    • Delighted to meet you, Delia, and thanks for your transparency!

      The most important thing I sense from you is your “awareness” that people are reaching out to engage with you.

      True … we don’t always have the time to respond to each and every request. No one has handed me a 30-hour day yet. 🙂

      I’m getting a hint you may possess one of my characteristics — conscientiousness. I never want to just throw out some frivolous, meaningless, “thin” commentary.

      I prefer to take my time to make sure I’m lending something with some substance behind it … maybe even some insight that’s truly valuable. Know what I mean?

      And, no! You’re not alone.

      One of the reasons I decided to blog on this topic is because I know most folks aren’t hitting the reply button. I’d really like to see that change. 😉

  • Hi Mel,

    An engaging topic, to be sure! 🙂

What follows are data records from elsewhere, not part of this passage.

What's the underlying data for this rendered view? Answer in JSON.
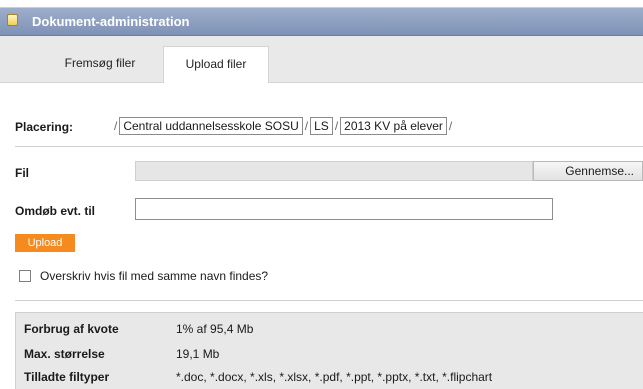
{
  "window": {
    "title": "Dokument-administration",
    "icon": "document-icon"
  },
  "tabs": [
    {
      "label": "Fremsøg filer",
      "active": false
    },
    {
      "label": "Upload filer",
      "active": true
    }
  ],
  "placement": {
    "label": "Placering:",
    "separator": "/",
    "crumbs": [
      "Central uddannelsesskole SOSU",
      "LS",
      "2013 KV på elever"
    ]
  },
  "file": {
    "label": "Fil",
    "value": "",
    "browse_label": "Gennemse..."
  },
  "rename": {
    "label": "Omdøb evt. til",
    "value": ""
  },
  "upload_button": "Upload",
  "overwrite": {
    "label": "Overskriv hvis fil med samme navn findes?",
    "checked": false
  },
  "info": [
    {
      "key": "Forbrug af kvote",
      "value": "1% af 95,4 Mb"
    },
    {
      "key": "Max. størrelse",
      "value": "19,1 Mb"
    },
    {
      "key": "Tilladte filtyper",
      "value": "*.doc, *.docx, *.xls, *.xlsx, *.pdf, *.ppt, *.pptx, *.txt, *.flipchart"
    }
  ],
  "colors": {
    "titlebar": "#8a9cbf",
    "upload_button": "#f58a1f",
    "tabbar": "#e9e9e9",
    "infobox": "#e8e8e8"
  }
}
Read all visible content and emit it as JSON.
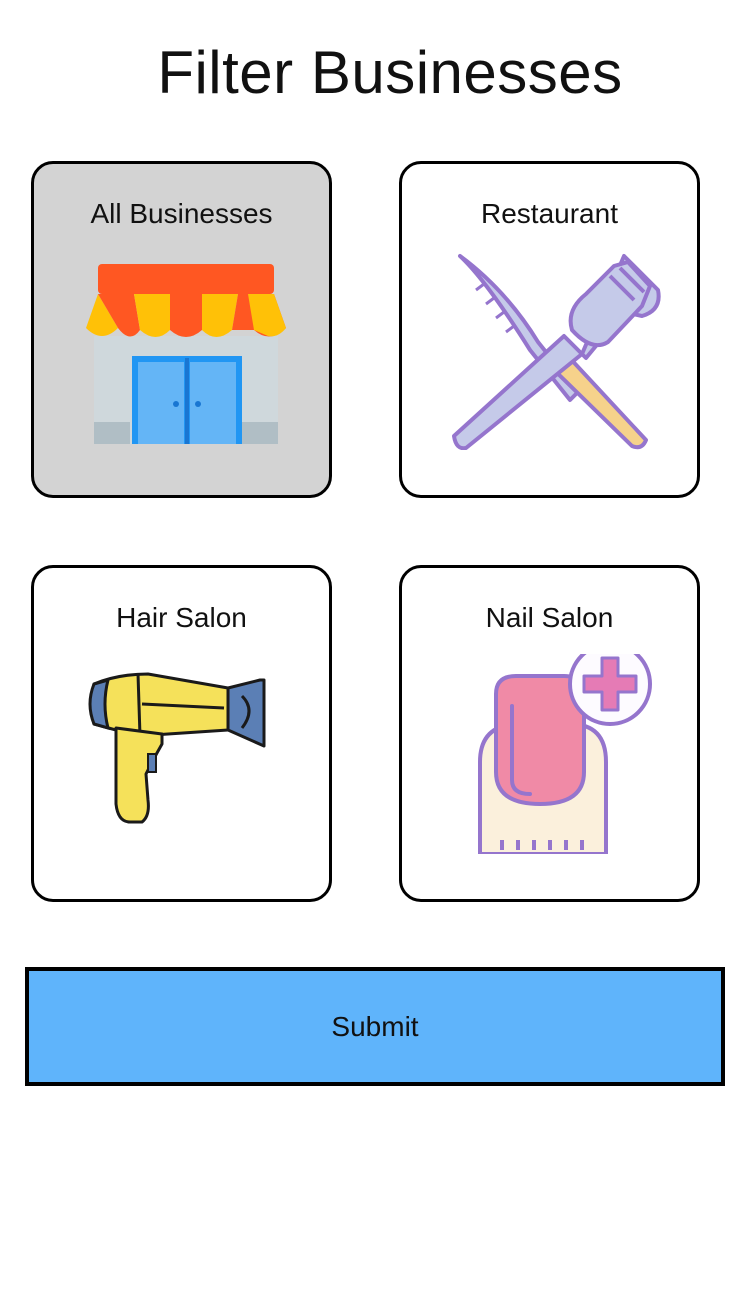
{
  "header": {
    "title": "Filter Businesses"
  },
  "categories": [
    {
      "label": "All Businesses",
      "icon": "storefront-icon",
      "selected": true
    },
    {
      "label": "Restaurant",
      "icon": "knife-fork-icon",
      "selected": false
    },
    {
      "label": "Hair Salon",
      "icon": "hair-dryer-icon",
      "selected": false
    },
    {
      "label": "Nail Salon",
      "icon": "nail-care-icon",
      "selected": false
    }
  ],
  "submit": {
    "label": "Submit"
  },
  "colors": {
    "selected_card_bg": "#d3d3d3",
    "submit_bg": "#5fb4fb",
    "border": "#000000"
  }
}
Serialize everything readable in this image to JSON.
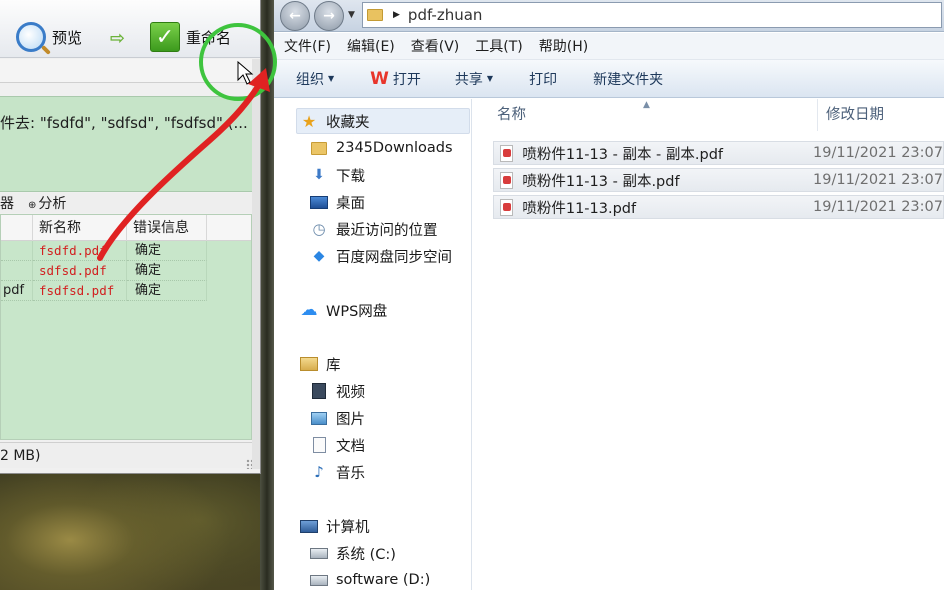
{
  "renamer": {
    "preview_label": "预览",
    "rename_label": "重命名",
    "hint_text": "件去: \"fsdfd\", \"sdfsd\", \"fsdfsd\" (...",
    "tabs": [
      "器",
      "分析"
    ],
    "columns": [
      "",
      "新名称",
      "错误信息"
    ],
    "rows": [
      {
        "old": "",
        "new": "fsdfd.pdf",
        "error": "确定"
      },
      {
        "old": "",
        "new": "sdfsd.pdf",
        "error": "确定"
      },
      {
        "old": "pdf",
        "new": "fsdfsd.pdf",
        "error": "确定"
      }
    ],
    "status": "2 MB)"
  },
  "explorer": {
    "path": "pdf-zhuan",
    "menu": [
      "文件(F)",
      "编辑(E)",
      "查看(V)",
      "工具(T)",
      "帮助(H)"
    ],
    "commands": {
      "organize": "组织",
      "open": "打开",
      "share": "共享",
      "print": "打印",
      "new_folder": "新建文件夹"
    },
    "nav": {
      "favorites": "收藏夹",
      "fav_items": [
        "2345Downloads",
        "下载",
        "桌面",
        "最近访问的位置",
        "百度网盘同步空间"
      ],
      "wps": "WPS网盘",
      "library": "库",
      "lib_items": [
        "视频",
        "图片",
        "文档",
        "音乐"
      ],
      "computer": "计算机",
      "drives": [
        "系统 (C:)",
        "software (D:)"
      ]
    },
    "columns": {
      "name": "名称",
      "date": "修改日期"
    },
    "files": [
      {
        "name": "喷粉件11-13 - 副本 - 副本.pdf",
        "date": "19/11/2021 23:07"
      },
      {
        "name": "喷粉件11-13 - 副本.pdf",
        "date": "19/11/2021 23:07"
      },
      {
        "name": "喷粉件11-13.pdf",
        "date": "19/11/2021 23:07"
      }
    ]
  },
  "annotation": {
    "circle_color": "#3ec43e",
    "arrow_color": "#e02222"
  }
}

    Yes, sometimes I do hit “reply” or whatever the equivalent is for the venue. Tonight, I answered a survey just because the site owner “asked,” even though he said the survey would take 15 minutes. I thought, yikes! who’s got 15 minutes to answer a survey? So I did, and it only took 5 … but I did for 2 reasons: I had a long, long survey that I asked folk to answer back in the summer. So, reciprocity. And it didn’t hurt that he was offering a chance to win a Kindle Fire. LOL

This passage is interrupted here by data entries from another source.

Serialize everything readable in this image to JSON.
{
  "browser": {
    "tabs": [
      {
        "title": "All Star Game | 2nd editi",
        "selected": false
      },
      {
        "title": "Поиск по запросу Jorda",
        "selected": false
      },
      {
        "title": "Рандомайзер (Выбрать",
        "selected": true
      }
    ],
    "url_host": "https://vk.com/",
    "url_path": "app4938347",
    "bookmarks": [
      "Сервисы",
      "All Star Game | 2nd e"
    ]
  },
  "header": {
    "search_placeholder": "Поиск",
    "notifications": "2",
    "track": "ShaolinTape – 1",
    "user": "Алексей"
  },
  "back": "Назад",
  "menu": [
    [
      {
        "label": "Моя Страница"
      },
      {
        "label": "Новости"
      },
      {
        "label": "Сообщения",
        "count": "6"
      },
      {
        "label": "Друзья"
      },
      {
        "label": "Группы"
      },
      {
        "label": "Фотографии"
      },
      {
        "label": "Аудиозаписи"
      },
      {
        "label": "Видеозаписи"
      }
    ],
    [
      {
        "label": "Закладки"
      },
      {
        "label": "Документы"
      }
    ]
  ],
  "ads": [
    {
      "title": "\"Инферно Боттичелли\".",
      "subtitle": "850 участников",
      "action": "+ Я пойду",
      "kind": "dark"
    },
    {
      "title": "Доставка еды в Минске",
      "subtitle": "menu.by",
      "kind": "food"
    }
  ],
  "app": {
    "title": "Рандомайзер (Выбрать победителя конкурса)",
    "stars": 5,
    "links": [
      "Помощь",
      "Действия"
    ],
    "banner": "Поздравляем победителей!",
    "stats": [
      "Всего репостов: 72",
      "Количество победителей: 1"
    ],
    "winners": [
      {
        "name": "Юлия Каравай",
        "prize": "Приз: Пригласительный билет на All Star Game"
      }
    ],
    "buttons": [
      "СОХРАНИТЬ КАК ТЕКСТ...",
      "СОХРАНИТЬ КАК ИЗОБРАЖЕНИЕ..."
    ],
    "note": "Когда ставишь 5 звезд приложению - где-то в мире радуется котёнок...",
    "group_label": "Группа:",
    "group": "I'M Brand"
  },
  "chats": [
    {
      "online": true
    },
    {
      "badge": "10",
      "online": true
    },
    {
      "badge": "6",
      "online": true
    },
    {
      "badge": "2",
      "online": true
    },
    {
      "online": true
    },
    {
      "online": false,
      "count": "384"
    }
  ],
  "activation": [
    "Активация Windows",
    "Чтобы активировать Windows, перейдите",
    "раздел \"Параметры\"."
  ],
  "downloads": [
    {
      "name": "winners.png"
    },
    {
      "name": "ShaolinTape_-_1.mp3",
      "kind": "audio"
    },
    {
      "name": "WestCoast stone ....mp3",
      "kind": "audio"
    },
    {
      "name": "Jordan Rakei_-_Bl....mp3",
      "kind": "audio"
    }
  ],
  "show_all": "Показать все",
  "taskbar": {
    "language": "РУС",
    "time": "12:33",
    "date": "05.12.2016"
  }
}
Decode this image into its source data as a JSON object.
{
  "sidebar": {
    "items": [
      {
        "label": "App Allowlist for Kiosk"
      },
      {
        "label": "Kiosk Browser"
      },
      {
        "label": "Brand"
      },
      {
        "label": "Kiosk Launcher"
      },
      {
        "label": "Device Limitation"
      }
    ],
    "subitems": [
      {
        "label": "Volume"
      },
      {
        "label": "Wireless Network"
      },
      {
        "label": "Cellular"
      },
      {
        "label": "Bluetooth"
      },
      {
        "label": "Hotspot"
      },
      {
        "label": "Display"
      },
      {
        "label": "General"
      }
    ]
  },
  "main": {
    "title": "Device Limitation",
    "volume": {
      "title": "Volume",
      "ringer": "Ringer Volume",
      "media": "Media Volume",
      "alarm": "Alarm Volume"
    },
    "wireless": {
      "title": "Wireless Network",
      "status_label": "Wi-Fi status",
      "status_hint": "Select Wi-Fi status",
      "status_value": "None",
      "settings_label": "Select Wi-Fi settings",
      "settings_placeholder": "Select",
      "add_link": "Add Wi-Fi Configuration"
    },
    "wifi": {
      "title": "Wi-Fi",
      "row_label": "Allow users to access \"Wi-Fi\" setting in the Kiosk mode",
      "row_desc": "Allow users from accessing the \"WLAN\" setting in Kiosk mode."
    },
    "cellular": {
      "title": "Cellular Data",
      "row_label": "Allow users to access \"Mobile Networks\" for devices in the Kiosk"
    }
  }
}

    So, sometimes replying is, indeed, about being asked. And sometimes it’s for a prize.

    You’re a super-networker, Mel. I’d bet “hitting the reply button” is one of the secrets that won you the crown. 🙂

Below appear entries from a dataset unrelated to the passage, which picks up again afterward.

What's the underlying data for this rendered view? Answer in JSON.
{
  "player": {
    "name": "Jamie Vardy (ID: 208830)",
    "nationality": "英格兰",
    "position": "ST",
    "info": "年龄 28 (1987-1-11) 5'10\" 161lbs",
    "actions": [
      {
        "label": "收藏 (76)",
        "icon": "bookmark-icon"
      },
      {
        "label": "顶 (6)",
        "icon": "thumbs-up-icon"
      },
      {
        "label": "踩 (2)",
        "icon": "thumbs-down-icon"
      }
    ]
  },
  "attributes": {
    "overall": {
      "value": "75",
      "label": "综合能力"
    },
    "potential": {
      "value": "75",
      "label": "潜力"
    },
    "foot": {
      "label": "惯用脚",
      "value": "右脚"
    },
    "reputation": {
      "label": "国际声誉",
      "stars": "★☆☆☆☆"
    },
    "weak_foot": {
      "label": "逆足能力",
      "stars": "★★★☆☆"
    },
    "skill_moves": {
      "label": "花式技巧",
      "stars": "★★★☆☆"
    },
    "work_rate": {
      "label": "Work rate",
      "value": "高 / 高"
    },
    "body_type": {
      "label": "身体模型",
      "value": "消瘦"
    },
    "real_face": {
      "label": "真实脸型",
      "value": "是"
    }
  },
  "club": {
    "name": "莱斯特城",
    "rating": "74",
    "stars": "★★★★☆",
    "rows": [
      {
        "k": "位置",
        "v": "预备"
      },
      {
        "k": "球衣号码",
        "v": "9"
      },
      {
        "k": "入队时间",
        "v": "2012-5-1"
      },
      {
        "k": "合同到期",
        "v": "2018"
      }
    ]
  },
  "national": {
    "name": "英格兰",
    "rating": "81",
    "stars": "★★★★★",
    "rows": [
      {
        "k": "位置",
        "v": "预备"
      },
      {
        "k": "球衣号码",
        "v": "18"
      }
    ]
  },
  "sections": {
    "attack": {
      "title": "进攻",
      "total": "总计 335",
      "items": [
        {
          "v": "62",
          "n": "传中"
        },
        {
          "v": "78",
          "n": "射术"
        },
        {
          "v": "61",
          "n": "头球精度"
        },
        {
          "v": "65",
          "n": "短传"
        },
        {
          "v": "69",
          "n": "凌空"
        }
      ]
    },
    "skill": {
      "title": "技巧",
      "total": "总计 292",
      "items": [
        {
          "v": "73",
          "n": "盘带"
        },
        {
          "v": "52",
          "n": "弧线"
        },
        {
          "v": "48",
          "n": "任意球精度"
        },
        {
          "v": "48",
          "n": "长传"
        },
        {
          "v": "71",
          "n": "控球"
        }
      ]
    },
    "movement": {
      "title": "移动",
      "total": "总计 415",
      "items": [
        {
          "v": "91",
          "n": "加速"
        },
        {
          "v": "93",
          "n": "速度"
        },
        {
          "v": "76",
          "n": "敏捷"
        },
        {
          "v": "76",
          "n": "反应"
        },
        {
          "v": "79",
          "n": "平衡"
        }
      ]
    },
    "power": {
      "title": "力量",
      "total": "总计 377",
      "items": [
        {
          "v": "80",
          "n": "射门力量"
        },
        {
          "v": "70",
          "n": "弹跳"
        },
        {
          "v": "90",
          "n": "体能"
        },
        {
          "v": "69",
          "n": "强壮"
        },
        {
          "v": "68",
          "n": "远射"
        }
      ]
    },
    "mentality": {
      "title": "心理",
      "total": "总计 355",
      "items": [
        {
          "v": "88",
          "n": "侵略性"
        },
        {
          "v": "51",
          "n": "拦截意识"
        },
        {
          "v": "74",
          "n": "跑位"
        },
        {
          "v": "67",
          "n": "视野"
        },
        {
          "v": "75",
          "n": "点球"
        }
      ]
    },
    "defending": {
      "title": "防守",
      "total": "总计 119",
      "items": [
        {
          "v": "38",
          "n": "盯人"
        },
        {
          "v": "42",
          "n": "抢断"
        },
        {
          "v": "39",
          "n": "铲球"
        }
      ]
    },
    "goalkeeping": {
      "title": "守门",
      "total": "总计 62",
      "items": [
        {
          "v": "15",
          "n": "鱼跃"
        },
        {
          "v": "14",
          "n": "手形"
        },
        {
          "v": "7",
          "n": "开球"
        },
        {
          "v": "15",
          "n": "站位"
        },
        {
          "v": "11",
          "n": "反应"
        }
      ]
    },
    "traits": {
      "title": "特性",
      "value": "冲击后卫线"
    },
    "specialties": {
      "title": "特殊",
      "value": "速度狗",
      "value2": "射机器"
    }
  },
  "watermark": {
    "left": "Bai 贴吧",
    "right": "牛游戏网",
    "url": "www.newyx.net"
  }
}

    • Howdy V,

      I’m jazzed to see you here!

      I absolutely love that you mentioned “reciprocity”. Networking is a doggone two-way street! And you know how the saying goes …

      “You wash my back and I’ll wash yours.” 🙂

      I’ll be honest …

      I’ll go ahead and fill out a survey I’m emailed even if I’m not really in the “mood” — for the simple reason I may ask others to do the same for me.

      You “get” what you “give” in life (and business), right?

      You are one of the most engaging fellow bloggers on the net — thank you for being YOU!

  • Hi Melanie,

    Great points! (Thus the reply!)

    Sometimes I think we forget it’s not about “push” marketing – blaring our message on a megaphone for all to hear – but much more “pull” marketing, or drawing in your audience to engage. It’s something I’ve struggled with while transitioning from a services-based business only to a mixed (online/offline) model. (You can see my link above.) I spent a good two years offline and being very “vanilla”. It didn’t fit. Getting online and putting my personality out there – as you have done – has made all the difference.

    Thanks for reminding us to engage with others who are doing the same things. You’re right, it’s more fun this way! 🙂


    • I really wish I had a prize for the first person who shows up to comment on my posts! 🙂

      Thanks so much for swinging by to share your insights, Elizabeth.

      I immediately get the sense you have discovered the joy and the value of “putting your personality out there”. (Applause! Applause!)

      And I also get the feeling you’re more than aware some small business owners are very intimidated, standoffish, shy, and apprehensive about engaging/connecting/networking/partnering with “others who are doing the same things” they are.

      You are very astute in your observations and I’m sure you’ve gained these wonderful insights through being in the trenches, attending the school of hard knocks for a session or two, and walking down the garden path (as they like to say in the UK!) 🙂

      Cheers back at ya and I’d love to see you back again some day soon!

    • P.S. I’m a gal who likes to keep things simple, Elizabeth. I love that you highlighted your thoughts on “push” and “pull”.

      Here’s how I keep things straight in my head and my (social media marketing) ducks lined up in a row:

      Advertising is a “push”

      Marketing is a “pull”.

      Thanks again for knocking on my door today!